* **PROBLEM**
Report how many lines in the records below contain the word "camera". Give only the number.

Website and app data records
"""

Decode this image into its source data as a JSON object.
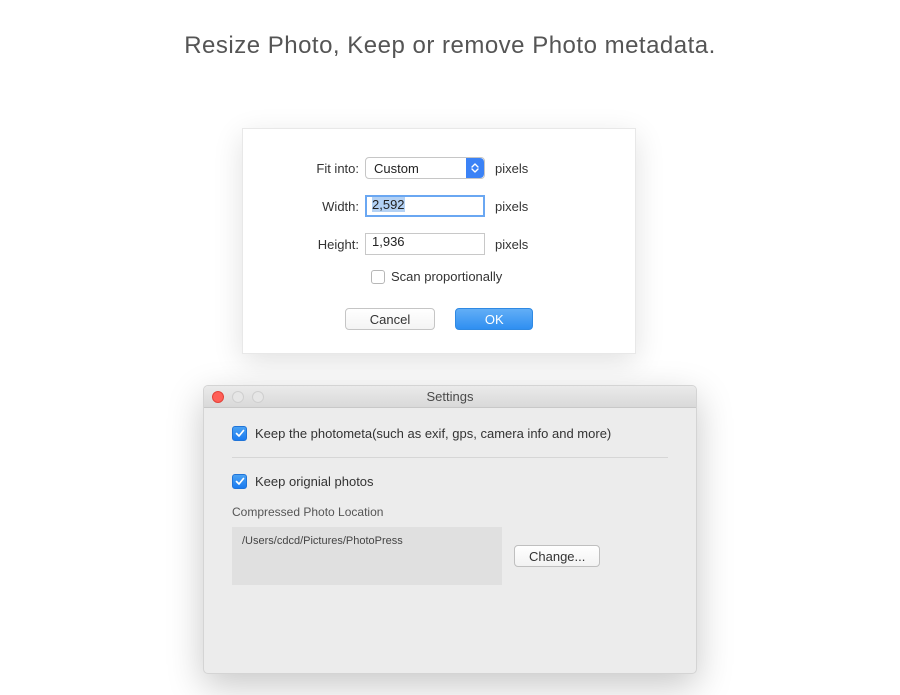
{
  "page_title": "Resize Photo, Keep or remove Photo metadata.",
  "resize": {
    "fit_into_label": "Fit into:",
    "fit_into_value": "Custom",
    "fit_into_unit": "pixels",
    "width_label": "Width:",
    "width_value": "2,592",
    "width_unit": "pixels",
    "height_label": "Height:",
    "height_value": "1,936",
    "height_unit": "pixels",
    "scan_prop_label": "Scan proportionally",
    "cancel_label": "Cancel",
    "ok_label": "OK"
  },
  "settings": {
    "window_title": "Settings",
    "keep_meta_label": "Keep the photometa(such as exif, gps, camera info and more)",
    "keep_original_label": "Keep orignial photos",
    "location_label": "Compressed Photo Location",
    "location_path": "/Users/cdcd/Pictures/PhotoPress",
    "change_label": "Change..."
  }
}
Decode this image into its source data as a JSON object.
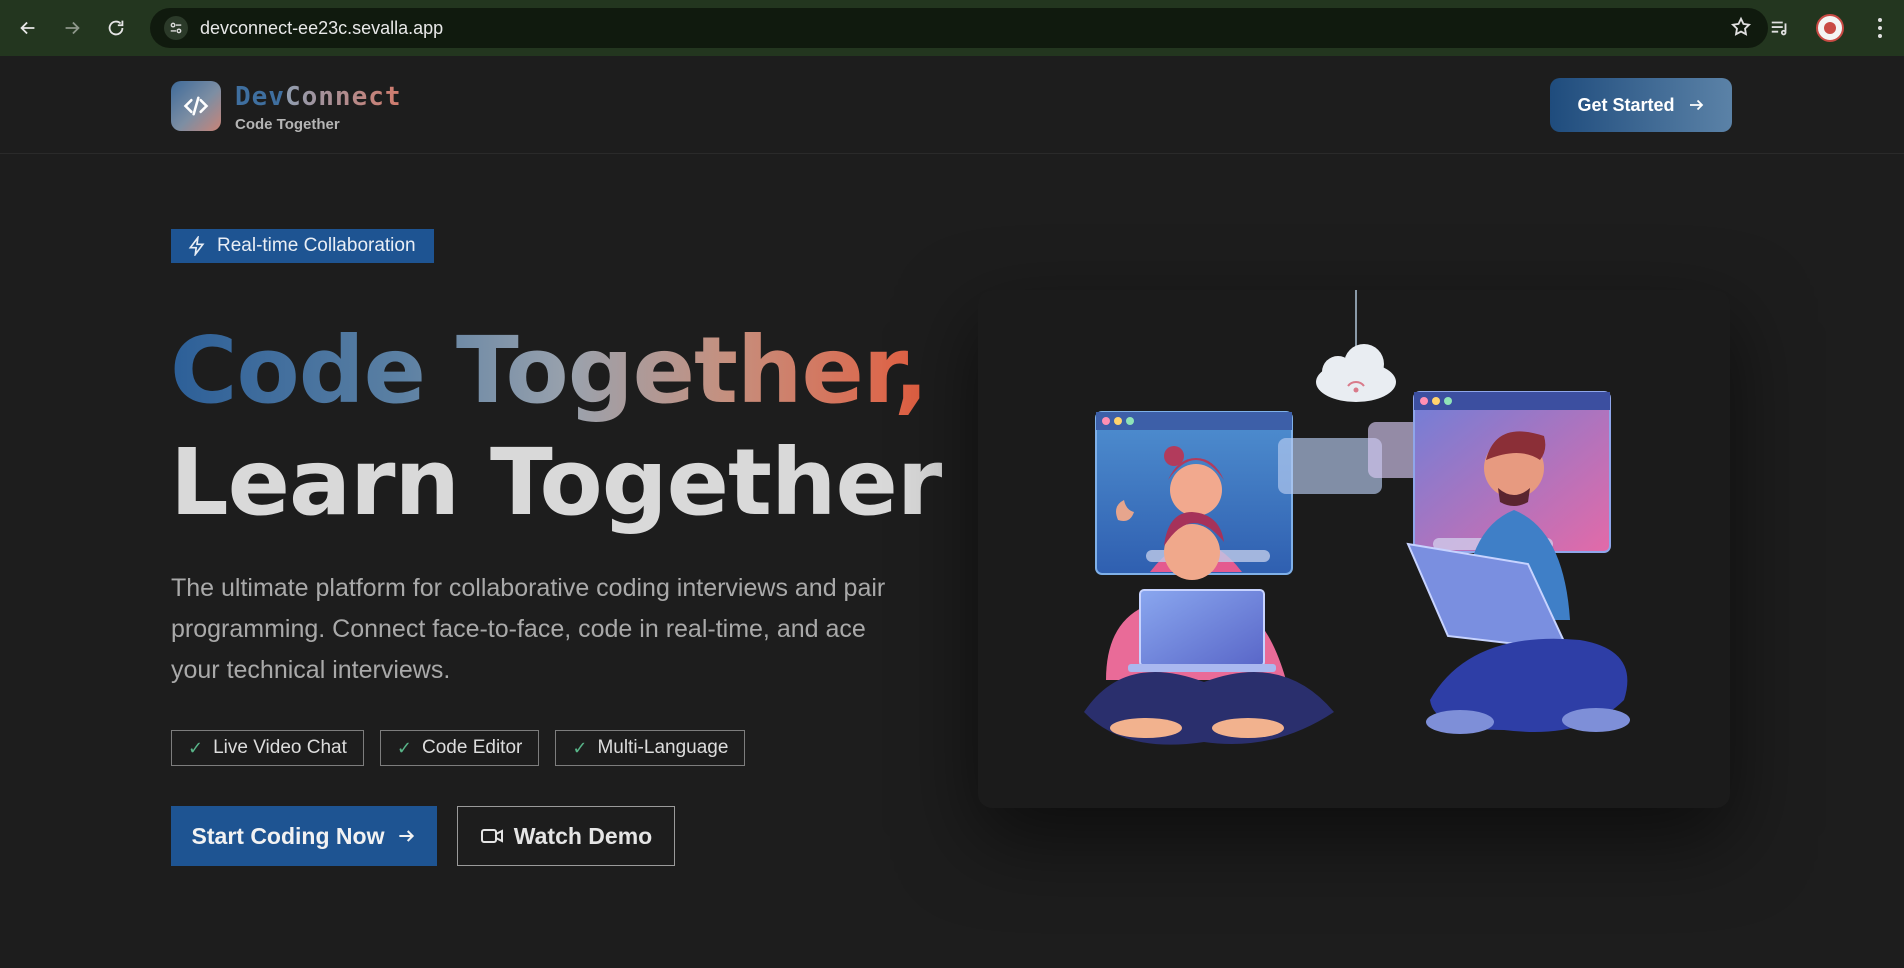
{
  "browser": {
    "url": "devconnect-ee23c.sevalla.app"
  },
  "header": {
    "brand_dev": "Dev",
    "brand_connect": "Connect",
    "tagline": "Code Together",
    "cta_label": "Get Started"
  },
  "hero": {
    "badge": "Real-time Collaboration",
    "title_line1": "Code Together,",
    "title_line2": "Learn Together",
    "description": "The ultimate platform for collaborative coding interviews and pair programming. Connect face-to-face, code in real-time, and ace your technical interviews.",
    "features": [
      "Live Video Chat",
      "Code Editor",
      "Multi-Language"
    ],
    "primary_cta": "Start Coding Now",
    "secondary_cta": "Watch Demo"
  },
  "colors": {
    "accent": "#1e5492",
    "background": "#1d1d1d",
    "gradient_end": "#e45a3b",
    "check": "#58b488"
  },
  "icons": {
    "badge": "lightning-icon",
    "features": "check-icon",
    "demo": "video-camera-icon",
    "arrow": "arrow-right-icon"
  }
}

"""

* **OUTPUT OF THE TASK**
2